WHAT TO DO – Across the entries below, determine how many lines include the word "rotate". State only the resulting number.

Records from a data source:
---*---

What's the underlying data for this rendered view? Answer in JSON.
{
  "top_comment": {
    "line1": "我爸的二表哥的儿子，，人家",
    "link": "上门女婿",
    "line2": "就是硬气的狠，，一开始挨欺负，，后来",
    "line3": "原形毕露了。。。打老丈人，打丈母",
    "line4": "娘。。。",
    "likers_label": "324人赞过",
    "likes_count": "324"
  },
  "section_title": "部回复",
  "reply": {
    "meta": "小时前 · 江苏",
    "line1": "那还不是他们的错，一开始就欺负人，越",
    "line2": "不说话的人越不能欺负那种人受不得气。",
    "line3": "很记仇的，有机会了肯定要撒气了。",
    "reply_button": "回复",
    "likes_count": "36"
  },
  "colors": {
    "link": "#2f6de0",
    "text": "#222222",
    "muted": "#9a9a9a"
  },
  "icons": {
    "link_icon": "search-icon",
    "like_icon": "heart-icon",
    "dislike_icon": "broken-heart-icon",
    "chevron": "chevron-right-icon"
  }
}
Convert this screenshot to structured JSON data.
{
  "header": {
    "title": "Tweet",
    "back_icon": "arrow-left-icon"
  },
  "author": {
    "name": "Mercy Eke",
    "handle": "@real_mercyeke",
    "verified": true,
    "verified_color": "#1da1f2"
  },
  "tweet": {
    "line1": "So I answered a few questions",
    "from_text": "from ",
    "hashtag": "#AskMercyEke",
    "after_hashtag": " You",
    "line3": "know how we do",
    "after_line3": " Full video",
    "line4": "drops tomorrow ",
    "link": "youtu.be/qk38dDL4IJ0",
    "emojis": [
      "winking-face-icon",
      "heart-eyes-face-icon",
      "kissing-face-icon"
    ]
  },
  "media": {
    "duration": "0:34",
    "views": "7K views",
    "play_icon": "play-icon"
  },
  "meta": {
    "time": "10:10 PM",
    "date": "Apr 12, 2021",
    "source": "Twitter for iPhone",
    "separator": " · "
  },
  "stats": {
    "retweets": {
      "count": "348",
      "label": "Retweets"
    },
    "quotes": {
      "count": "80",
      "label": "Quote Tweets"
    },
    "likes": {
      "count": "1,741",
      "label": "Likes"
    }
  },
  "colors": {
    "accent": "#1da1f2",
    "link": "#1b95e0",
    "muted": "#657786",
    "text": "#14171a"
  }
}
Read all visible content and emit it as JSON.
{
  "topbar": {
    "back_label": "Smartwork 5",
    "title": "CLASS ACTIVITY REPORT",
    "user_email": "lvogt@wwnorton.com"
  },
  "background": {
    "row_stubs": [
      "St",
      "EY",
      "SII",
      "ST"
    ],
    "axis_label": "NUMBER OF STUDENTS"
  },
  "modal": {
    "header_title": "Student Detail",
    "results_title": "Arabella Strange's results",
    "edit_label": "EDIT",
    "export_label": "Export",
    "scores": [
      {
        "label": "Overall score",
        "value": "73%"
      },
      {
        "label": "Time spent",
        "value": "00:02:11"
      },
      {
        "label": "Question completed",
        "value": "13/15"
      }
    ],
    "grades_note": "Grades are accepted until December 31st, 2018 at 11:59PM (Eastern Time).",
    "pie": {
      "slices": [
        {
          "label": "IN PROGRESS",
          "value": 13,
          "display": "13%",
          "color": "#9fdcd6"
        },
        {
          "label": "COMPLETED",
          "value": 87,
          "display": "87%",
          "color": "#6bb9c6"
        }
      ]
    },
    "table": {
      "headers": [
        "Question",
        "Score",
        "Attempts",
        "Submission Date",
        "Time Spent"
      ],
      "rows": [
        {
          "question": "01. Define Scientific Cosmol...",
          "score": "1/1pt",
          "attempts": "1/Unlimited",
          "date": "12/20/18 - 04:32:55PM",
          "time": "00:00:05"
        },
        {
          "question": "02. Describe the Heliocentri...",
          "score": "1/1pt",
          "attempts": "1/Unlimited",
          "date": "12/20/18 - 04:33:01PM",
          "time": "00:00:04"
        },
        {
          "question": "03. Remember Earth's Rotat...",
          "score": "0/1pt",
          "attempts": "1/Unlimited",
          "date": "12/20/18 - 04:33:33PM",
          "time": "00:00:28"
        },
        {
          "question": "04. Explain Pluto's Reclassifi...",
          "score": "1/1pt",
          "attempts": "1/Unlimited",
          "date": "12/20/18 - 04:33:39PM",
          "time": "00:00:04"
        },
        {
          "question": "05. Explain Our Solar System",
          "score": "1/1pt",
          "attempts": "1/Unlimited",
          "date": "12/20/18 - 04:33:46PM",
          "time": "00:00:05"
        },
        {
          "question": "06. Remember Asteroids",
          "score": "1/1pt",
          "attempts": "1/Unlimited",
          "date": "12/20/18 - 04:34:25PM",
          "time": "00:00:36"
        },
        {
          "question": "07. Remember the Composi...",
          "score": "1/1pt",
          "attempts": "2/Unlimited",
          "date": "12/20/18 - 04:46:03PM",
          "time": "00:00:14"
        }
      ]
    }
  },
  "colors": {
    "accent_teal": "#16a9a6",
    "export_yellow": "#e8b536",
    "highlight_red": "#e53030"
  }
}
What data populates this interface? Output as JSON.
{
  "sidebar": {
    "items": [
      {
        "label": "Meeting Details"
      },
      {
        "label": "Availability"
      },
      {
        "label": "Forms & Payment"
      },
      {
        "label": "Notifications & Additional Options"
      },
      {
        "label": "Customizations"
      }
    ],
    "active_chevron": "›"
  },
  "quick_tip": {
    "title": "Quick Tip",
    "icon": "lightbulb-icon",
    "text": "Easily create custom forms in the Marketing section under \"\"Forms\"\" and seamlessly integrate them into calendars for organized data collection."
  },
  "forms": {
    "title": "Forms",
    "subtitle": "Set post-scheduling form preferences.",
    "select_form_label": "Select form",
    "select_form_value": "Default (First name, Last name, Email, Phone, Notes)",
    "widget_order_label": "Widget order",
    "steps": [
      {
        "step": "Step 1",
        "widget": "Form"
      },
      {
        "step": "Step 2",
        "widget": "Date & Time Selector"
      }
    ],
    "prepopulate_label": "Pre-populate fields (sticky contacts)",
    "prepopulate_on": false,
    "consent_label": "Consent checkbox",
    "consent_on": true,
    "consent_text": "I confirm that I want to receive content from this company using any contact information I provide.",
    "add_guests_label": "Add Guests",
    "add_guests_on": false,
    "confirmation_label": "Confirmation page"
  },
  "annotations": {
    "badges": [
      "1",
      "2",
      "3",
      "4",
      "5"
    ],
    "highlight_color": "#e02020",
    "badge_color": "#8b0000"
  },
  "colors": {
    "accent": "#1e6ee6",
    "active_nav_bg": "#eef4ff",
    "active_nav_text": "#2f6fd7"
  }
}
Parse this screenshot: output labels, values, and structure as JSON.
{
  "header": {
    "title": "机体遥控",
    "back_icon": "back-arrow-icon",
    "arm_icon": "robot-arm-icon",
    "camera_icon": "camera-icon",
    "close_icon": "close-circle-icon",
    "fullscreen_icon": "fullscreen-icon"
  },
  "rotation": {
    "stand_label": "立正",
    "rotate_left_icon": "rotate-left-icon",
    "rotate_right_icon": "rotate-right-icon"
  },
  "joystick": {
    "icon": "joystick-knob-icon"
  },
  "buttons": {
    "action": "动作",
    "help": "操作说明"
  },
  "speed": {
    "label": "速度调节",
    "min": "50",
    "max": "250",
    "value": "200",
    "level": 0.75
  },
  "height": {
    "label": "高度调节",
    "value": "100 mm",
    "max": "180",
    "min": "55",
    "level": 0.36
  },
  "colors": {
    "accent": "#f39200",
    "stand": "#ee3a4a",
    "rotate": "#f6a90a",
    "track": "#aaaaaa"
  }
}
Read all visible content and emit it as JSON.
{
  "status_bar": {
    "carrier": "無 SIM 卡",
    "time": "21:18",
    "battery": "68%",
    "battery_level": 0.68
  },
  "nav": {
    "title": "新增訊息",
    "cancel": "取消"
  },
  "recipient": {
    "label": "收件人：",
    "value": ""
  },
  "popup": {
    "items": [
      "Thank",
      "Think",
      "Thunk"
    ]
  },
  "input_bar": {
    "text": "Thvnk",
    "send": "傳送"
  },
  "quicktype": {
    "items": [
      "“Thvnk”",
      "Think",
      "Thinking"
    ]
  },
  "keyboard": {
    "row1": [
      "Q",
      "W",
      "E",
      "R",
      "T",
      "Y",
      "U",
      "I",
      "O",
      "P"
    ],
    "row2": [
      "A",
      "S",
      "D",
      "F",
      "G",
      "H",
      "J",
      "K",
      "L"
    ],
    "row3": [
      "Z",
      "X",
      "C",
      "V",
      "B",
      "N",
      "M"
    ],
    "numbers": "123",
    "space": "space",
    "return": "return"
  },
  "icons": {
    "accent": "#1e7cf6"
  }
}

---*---

SOLUTION – 3